The reply must contain all of the records, unchanged.

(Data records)
%%

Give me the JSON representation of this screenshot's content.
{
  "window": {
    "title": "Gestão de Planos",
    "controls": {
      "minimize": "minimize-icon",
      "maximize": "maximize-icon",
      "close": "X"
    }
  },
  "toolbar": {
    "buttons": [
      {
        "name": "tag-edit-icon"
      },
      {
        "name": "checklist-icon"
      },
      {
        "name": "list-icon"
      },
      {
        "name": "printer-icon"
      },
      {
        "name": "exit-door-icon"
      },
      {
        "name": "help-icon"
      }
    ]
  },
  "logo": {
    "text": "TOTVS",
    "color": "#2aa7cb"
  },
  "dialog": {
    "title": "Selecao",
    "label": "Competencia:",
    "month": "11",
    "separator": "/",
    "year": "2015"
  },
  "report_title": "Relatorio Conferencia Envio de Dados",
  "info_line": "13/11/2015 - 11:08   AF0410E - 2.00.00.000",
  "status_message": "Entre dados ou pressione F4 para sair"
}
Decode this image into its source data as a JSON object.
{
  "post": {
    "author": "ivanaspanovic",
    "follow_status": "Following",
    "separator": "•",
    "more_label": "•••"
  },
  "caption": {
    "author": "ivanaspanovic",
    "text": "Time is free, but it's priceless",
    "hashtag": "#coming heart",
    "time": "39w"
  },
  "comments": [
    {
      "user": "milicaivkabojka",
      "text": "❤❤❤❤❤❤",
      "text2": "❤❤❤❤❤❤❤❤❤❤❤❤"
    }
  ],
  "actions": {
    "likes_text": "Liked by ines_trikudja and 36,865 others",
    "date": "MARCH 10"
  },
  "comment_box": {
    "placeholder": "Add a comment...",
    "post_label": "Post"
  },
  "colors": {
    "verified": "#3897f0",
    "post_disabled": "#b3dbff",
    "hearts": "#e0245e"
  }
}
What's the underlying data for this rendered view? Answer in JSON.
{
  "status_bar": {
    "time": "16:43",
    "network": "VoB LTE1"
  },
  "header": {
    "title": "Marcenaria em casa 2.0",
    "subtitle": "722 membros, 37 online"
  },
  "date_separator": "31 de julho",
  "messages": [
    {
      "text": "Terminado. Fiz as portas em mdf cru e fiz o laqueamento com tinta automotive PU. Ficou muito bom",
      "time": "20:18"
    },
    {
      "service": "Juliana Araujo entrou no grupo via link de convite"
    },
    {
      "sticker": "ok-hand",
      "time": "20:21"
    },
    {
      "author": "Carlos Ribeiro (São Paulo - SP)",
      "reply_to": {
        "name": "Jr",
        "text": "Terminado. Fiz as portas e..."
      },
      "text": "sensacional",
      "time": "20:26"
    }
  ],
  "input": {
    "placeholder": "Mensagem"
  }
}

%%

> **Problem solution**
Give me the JSON representation of this screenshot's content.
{
  "window": {
    "title": "Gestão de Planos",
    "controls": {
      "minimize": "minimize-icon",
      "maximize": "maximize-icon",
      "close": "X"
    }
  },
  "toolbar": {
    "buttons": [
      {
        "name": "tag-edit-icon"
      },
      {
        "name": "checklist-icon"
      },
      {
        "name": "list-icon"
      },
      {
        "name": "printer-icon"
      },
      {
        "name": "exit-door-icon"
      },
      {
        "name": "help-icon"
      }
    ]
  },
  "logo": {
    "text": "TOTVS",
    "color": "#2aa7cb"
  },
  "dialog": {
    "title": "Selecao",
    "label": "Competencia:",
    "month": "11",
    "separator": "/",
    "year": "2015"
  },
  "report_title": "Relatorio Conferencia Envio de Dados",
  "info_line": "13/11/2015 - 11:08   AF0410E - 2.00.00.000",
  "status_message": "Entre dados ou pressione F4 para sair"
}
Decode this image into its source data as a JSON object.
{
  "post": {
    "author": "ivanaspanovic",
    "follow_status": "Following",
    "separator": "•",
    "more_label": "•••"
  },
  "caption": {
    "author": "ivanaspanovic",
    "text": "Time is free, but it's priceless",
    "hashtag": "#coming heart",
    "time": "39w"
  },
  "comments": [
    {
      "user": "milicaivkabojka",
      "text": "❤❤❤❤❤❤",
      "text2": "❤❤❤❤❤❤❤❤❤❤❤❤"
    }
  ],
  "actions": {
    "likes_text": "Liked by ines_trikudja and 36,865 others",
    "date": "MARCH 10"
  },
  "comment_box": {
    "placeholder": "Add a comment...",
    "post_label": "Post"
  },
  "colors": {
    "verified": "#3897f0",
    "post_disabled": "#b3dbff",
    "hearts": "#e0245e"
  }
}
What's the underlying data for this rendered view? Answer in JSON.
{
  "status_bar": {
    "time": "16:43",
    "network": "VoB LTE1"
  },
  "header": {
    "title": "Marcenaria em casa 2.0",
    "subtitle": "722 membros, 37 online"
  },
  "date_separator": "31 de julho",
  "messages": [
    {
      "text": "Terminado. Fiz as portas em mdf cru e fiz o laqueamento com tinta automotive PU. Ficou muito bom",
      "time": "20:18"
    },
    {
      "service": "Juliana Araujo entrou no grupo via link de convite"
    },
    {
      "sticker": "ok-hand",
      "time": "20:21"
    },
    {
      "author": "Carlos Ribeiro (São Paulo - SP)",
      "reply_to": {
        "name": "Jr",
        "text": "Terminado. Fiz as portas e..."
      },
      "text": "sensacional",
      "time": "20:26"
    }
  ],
  "input": {
    "placeholder": "Mensagem"
  }
}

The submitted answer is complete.